EXERCISE
Within the entries that follow, show each line where the word "about" occurs.

Website and app data records

-----

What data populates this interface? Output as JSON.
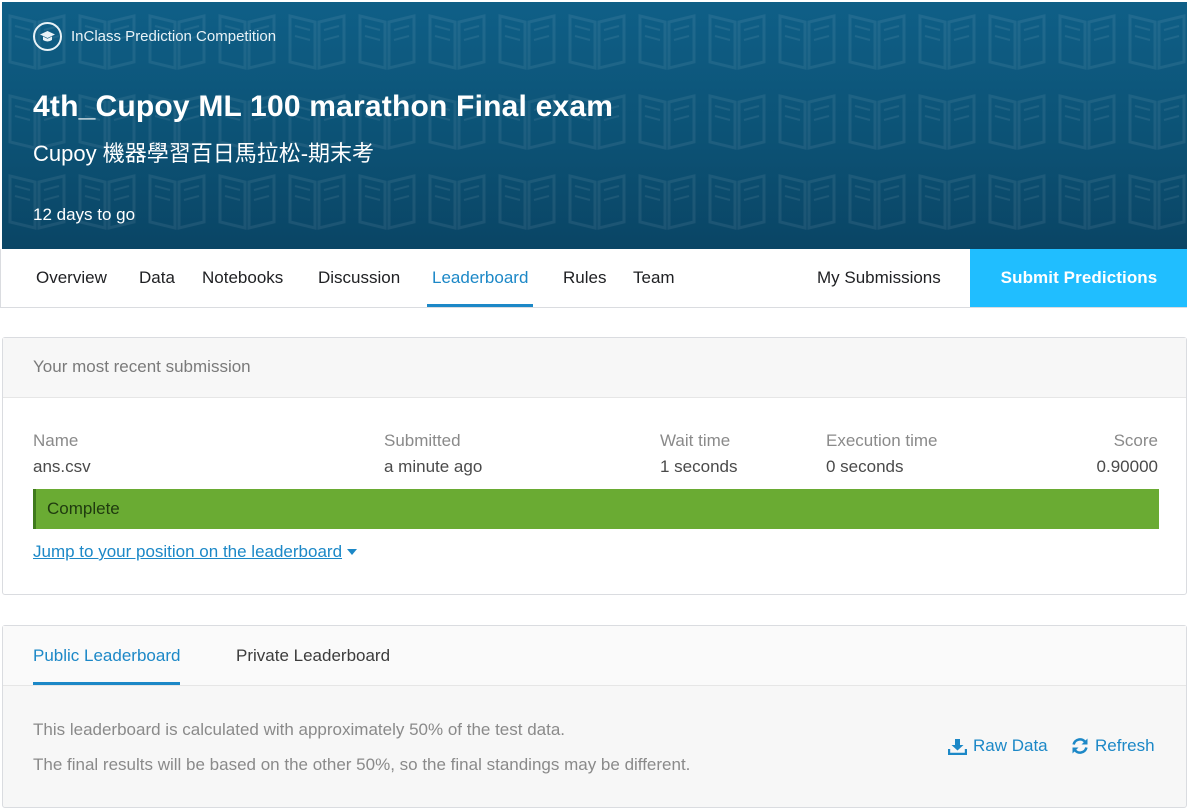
{
  "banner": {
    "badge_text": "InClass Prediction Competition",
    "title": "4th_Cupoy ML 100 marathon Final exam",
    "subtitle": "Cupoy 機器學習百日馬拉松-期末考",
    "deadline": "12 days to go"
  },
  "tabs": [
    {
      "label": "Overview"
    },
    {
      "label": "Data"
    },
    {
      "label": "Notebooks"
    },
    {
      "label": "Discussion"
    },
    {
      "label": "Leaderboard",
      "active": true
    },
    {
      "label": "Rules"
    },
    {
      "label": "Team"
    }
  ],
  "my_submissions_label": "My Submissions",
  "submit_label": "Submit Predictions",
  "recent": {
    "header": "Your most recent submission",
    "columns": {
      "name": {
        "label": "Name",
        "value": "ans.csv"
      },
      "submitted": {
        "label": "Submitted",
        "value": "a minute ago"
      },
      "wait": {
        "label": "Wait time",
        "value": "1 seconds"
      },
      "execution": {
        "label": "Execution time",
        "value": "0 seconds"
      },
      "score": {
        "label": "Score",
        "value": "0.90000"
      }
    },
    "status": "Complete",
    "jump_link": "Jump to your position on the leaderboard"
  },
  "leaderboard": {
    "tabs": [
      {
        "label": "Public Leaderboard",
        "active": true
      },
      {
        "label": "Private Leaderboard"
      }
    ],
    "note_line1": "This leaderboard is calculated with approximately 50% of the test data.",
    "note_line2": "The final results will be based on the other 50%, so the final standings may be different.",
    "raw_data_label": "Raw Data",
    "refresh_label": "Refresh"
  },
  "colors": {
    "accent": "#1c88c7",
    "submit_button": "#20beff",
    "banner": "#0c5275",
    "complete": "#6aab33"
  },
  "icons": [
    "graduation-cap-icon",
    "book-pattern",
    "caret-down-icon",
    "download-icon",
    "refresh-icon"
  ]
}
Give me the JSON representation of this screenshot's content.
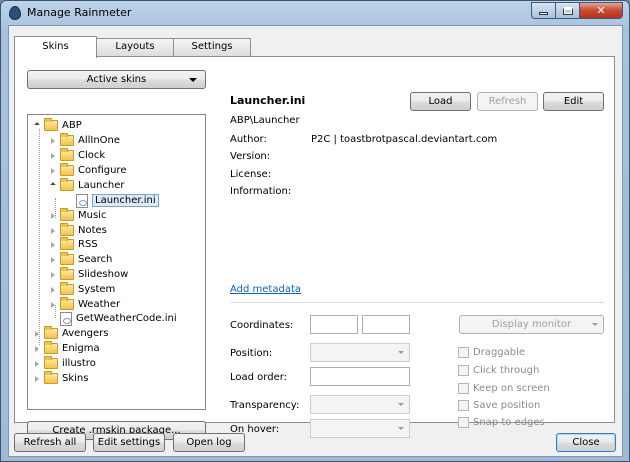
{
  "window": {
    "title": "Manage Rainmeter"
  },
  "tabs": [
    {
      "label": "Skins"
    },
    {
      "label": "Layouts"
    },
    {
      "label": "Settings"
    }
  ],
  "left_panel": {
    "active_skins_label": "Active skins",
    "create_package_label": "Create .rmskin package...",
    "tree": [
      {
        "label": "ABP"
      },
      {
        "label": "AllInOne"
      },
      {
        "label": "Clock"
      },
      {
        "label": "Configure"
      },
      {
        "label": "Launcher"
      },
      {
        "label": "Launcher.ini"
      },
      {
        "label": "Music"
      },
      {
        "label": "Notes"
      },
      {
        "label": "RSS"
      },
      {
        "label": "Search"
      },
      {
        "label": "Slideshow"
      },
      {
        "label": "System"
      },
      {
        "label": "Weather"
      },
      {
        "label": "GetWeatherCode.ini"
      },
      {
        "label": "Avengers"
      },
      {
        "label": "Enigma"
      },
      {
        "label": "illustro"
      },
      {
        "label": "Skins"
      }
    ]
  },
  "details": {
    "file_name": "Launcher.ini",
    "path": "ABP\\Launcher",
    "load_label": "Load",
    "refresh_label": "Refresh",
    "edit_label": "Edit",
    "author_label": "Author:",
    "author_value": "P2C | toastbrotpascal.deviantart.com",
    "version_label": "Version:",
    "license_label": "License:",
    "information_label": "Information:",
    "add_metadata_label": "Add metadata"
  },
  "settings": {
    "coordinates_label": "Coordinates:",
    "position_label": "Position:",
    "load_order_label": "Load order:",
    "transparency_label": "Transparency:",
    "on_hover_label": "On hover:",
    "display_monitor_label": "Display monitor",
    "checkboxes": [
      {
        "label": "Draggable"
      },
      {
        "label": "Click through"
      },
      {
        "label": "Keep on screen"
      },
      {
        "label": "Save position"
      },
      {
        "label": "Snap to edges"
      }
    ]
  },
  "footer": {
    "refresh_all_label": "Refresh all",
    "edit_settings_label": "Edit settings",
    "open_log_label": "Open log",
    "close_label": "Close"
  }
}
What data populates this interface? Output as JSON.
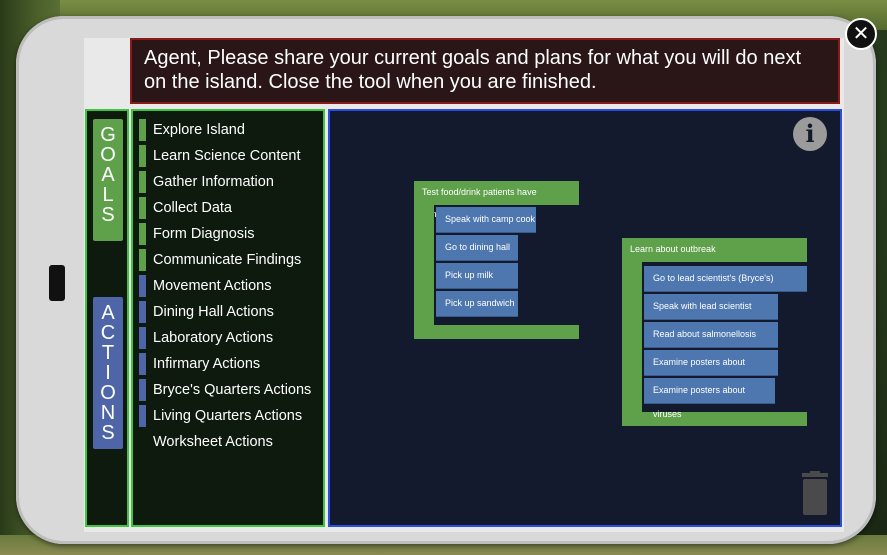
{
  "prompt": {
    "text": "Agent, Please share your current goals and plans for what you will do next on the island. Close the tool when you are finished."
  },
  "tabs": {
    "goals": [
      "G",
      "O",
      "A",
      "L",
      "S"
    ],
    "actions": [
      "A",
      "C",
      "T",
      "I",
      "O",
      "N",
      "S"
    ]
  },
  "colors": {
    "goal_green": "#5fa04b",
    "action_blue": "#4e77b0",
    "panel_border_green": "#3ec43e",
    "canvas_border_blue": "#2a4fe0",
    "prompt_border_red": "#8a1a1a"
  },
  "list": {
    "items": [
      {
        "label": "Explore Island",
        "type": "goal"
      },
      {
        "label": "Learn Science Content",
        "type": "goal"
      },
      {
        "label": "Gather Information",
        "type": "goal"
      },
      {
        "label": "Collect Data",
        "type": "goal"
      },
      {
        "label": "Form Diagnosis",
        "type": "goal"
      },
      {
        "label": "Communicate Findings",
        "type": "goal"
      },
      {
        "label": "Movement Actions",
        "type": "action"
      },
      {
        "label": "Dining Hall Actions",
        "type": "action"
      },
      {
        "label": "Laboratory Actions",
        "type": "action"
      },
      {
        "label": "Infirmary Actions",
        "type": "action"
      },
      {
        "label": "Bryce's Quarters Actions",
        "type": "action"
      },
      {
        "label": "Living Quarters Actions",
        "type": "action"
      },
      {
        "label": "Worksheet Actions",
        "type": "none"
      }
    ]
  },
  "canvas": {
    "goal1": {
      "title": "Test food/drink patients have consumed",
      "actions": [
        "Speak with camp cook",
        "Go to dining hall",
        "Pick up milk",
        "Pick up sandwich"
      ]
    },
    "goal2": {
      "title": "Learn about outbreak",
      "actions": [
        "Go to lead scientist's (Bryce's) quarters",
        "Speak with lead scientist",
        "Read about salmonellosis",
        "Examine posters about bacteria",
        "Examine posters about viruses"
      ]
    },
    "info_icon": "info-icon",
    "trash_icon": "trash-icon"
  },
  "close_icon": "close-icon"
}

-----

THE COMPLETED TASK
      "title": "Learn about outbreak",
        "Read about salmonellosis",
        "Examine posters about bacteria",
        "Examine posters about viruses"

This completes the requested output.